▶ **Assignment**
Can you reproduce the data beneath, keeping every line exact?

──────────────────────────────

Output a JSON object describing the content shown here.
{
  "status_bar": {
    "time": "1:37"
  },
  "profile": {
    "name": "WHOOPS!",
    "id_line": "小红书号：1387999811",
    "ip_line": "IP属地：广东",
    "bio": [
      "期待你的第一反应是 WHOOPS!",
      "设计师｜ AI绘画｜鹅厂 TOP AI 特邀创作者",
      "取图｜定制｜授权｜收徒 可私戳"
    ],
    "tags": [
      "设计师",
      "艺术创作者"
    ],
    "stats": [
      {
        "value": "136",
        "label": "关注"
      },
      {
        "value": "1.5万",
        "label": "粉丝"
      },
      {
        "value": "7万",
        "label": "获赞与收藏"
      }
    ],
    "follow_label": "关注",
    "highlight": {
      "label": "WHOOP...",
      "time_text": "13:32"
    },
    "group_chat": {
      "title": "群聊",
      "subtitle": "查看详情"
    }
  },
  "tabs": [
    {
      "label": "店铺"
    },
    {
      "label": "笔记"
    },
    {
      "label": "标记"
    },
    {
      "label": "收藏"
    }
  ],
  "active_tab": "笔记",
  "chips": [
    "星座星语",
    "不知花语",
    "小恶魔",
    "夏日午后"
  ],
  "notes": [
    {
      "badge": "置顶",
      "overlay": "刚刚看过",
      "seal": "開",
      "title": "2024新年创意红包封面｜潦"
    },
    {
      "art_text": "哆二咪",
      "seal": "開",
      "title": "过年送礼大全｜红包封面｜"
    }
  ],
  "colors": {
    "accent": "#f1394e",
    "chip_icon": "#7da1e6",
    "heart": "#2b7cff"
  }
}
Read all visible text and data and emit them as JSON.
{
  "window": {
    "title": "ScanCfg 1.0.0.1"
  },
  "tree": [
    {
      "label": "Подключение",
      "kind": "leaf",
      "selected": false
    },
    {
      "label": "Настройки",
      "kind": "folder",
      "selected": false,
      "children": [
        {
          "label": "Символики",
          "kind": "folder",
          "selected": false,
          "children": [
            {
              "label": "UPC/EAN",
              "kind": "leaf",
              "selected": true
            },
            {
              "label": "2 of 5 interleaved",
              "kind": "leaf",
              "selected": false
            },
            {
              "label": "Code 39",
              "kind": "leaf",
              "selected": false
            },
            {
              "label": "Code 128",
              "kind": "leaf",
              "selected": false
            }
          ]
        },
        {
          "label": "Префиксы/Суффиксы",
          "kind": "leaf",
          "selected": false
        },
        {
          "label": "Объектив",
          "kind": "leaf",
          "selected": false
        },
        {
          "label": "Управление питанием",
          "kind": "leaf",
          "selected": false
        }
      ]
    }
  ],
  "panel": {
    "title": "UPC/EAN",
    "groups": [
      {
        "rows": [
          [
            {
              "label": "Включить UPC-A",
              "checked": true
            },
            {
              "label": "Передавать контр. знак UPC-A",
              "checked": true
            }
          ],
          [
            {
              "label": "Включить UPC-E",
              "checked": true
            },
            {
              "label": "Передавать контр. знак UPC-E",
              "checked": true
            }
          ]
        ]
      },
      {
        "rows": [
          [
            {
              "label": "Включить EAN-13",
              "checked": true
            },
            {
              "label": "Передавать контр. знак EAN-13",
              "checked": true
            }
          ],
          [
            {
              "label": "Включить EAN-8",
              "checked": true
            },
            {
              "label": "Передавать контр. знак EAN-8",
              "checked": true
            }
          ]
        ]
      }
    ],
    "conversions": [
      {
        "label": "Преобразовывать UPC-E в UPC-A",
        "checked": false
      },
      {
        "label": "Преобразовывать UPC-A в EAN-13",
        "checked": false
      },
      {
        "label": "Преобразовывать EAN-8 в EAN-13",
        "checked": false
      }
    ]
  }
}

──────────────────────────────

▶ **Solution to the exercise**
Output a JSON object describing the content shown here.
{
  "status_bar": {
    "time": "1:37"
  },
  "profile": {
    "name": "WHOOPS!",
    "id_line": "小红书号：1387999811",
    "ip_line": "IP属地：广东",
    "bio": [
      "期待你的第一反应是 WHOOPS!",
      "设计师｜ AI绘画｜鹅厂 TOP AI 特邀创作者",
      "取图｜定制｜授权｜收徒 可私戳"
    ],
    "tags": [
      "设计师",
      "艺术创作者"
    ],
    "stats": [
      {
        "value": "136",
        "label": "关注"
      },
      {
        "value": "1.5万",
        "label": "粉丝"
      },
      {
        "value": "7万",
        "label": "获赞与收藏"
      }
    ],
    "follow_label": "关注",
    "highlight": {
      "label": "WHOOP...",
      "time_text": "13:32"
    },
    "group_chat": {
      "title": "群聊",
      "subtitle": "查看详情"
    }
  },
  "tabs": [
    {
      "label": "店铺"
    },
    {
      "label": "笔记"
    },
    {
      "label": "标记"
    },
    {
      "label": "收藏"
    }
  ],
  "active_tab": "笔记",
  "chips": [
    "星座星语",
    "不知花语",
    "小恶魔",
    "夏日午后"
  ],
  "notes": [
    {
      "badge": "置顶",
      "overlay": "刚刚看过",
      "seal": "開",
      "title": "2024新年创意红包封面｜潦"
    },
    {
      "art_text": "哆二咪",
      "seal": "開",
      "title": "过年送礼大全｜红包封面｜"
    }
  ],
  "colors": {
    "accent": "#f1394e",
    "chip_icon": "#7da1e6",
    "heart": "#2b7cff"
  }
}
Read all visible text and data and emit them as JSON.
{
  "window": {
    "title": "ScanCfg 1.0.0.1"
  },
  "tree": [
    {
      "label": "Подключение",
      "kind": "leaf",
      "selected": false
    },
    {
      "label": "Настройки",
      "kind": "folder",
      "selected": false,
      "children": [
        {
          "label": "Символики",
          "kind": "folder",
          "selected": false,
          "children": [
            {
              "label": "UPC/EAN",
              "kind": "leaf",
              "selected": true
            },
            {
              "label": "2 of 5 interleaved",
              "kind": "leaf",
              "selected": false
            },
            {
              "label": "Code 39",
              "kind": "leaf",
              "selected": false
            },
            {
              "label": "Code 128",
              "kind": "leaf",
              "selected": false
            }
          ]
        },
        {
          "label": "Префиксы/Суффиксы",
          "kind": "leaf",
          "selected": false
        },
        {
          "label": "Объектив",
          "kind": "leaf",
          "selected": false
        },
        {
          "label": "Управление питанием",
          "kind": "leaf",
          "selected": false
        }
      ]
    }
  ],
  "panel": {
    "title": "UPC/EAN",
    "groups": [
      {
        "rows": [
          [
            {
              "label": "Включить UPC-A",
              "checked": true
            },
            {
              "label": "Передавать контр. знак UPC-A",
              "checked": true
            }
          ],
          [
            {
              "label": "Включить UPC-E",
              "checked": true
            },
            {
              "label": "Передавать контр. знак UPC-E",
              "checked": true
            }
          ]
        ]
      },
      {
        "rows": [
          [
            {
              "label": "Включить EAN-13",
              "checked": true
            },
            {
              "label": "Передавать контр. знак EAN-13",
              "checked": true
            }
          ],
          [
            {
              "label": "Включить EAN-8",
              "checked": true
            },
            {
              "label": "Передавать контр. знак EAN-8",
              "checked": true
            }
          ]
        ]
      }
    ],
    "conversions": [
      {
        "label": "Преобразовывать UPC-E в UPC-A",
        "checked": false
      },
      {
        "label": "Преобразовывать UPC-A в EAN-13",
        "checked": false
      },
      {
        "label": "Преобразовывать EAN-8 в EAN-13",
        "checked": false
      }
    ]
  }
}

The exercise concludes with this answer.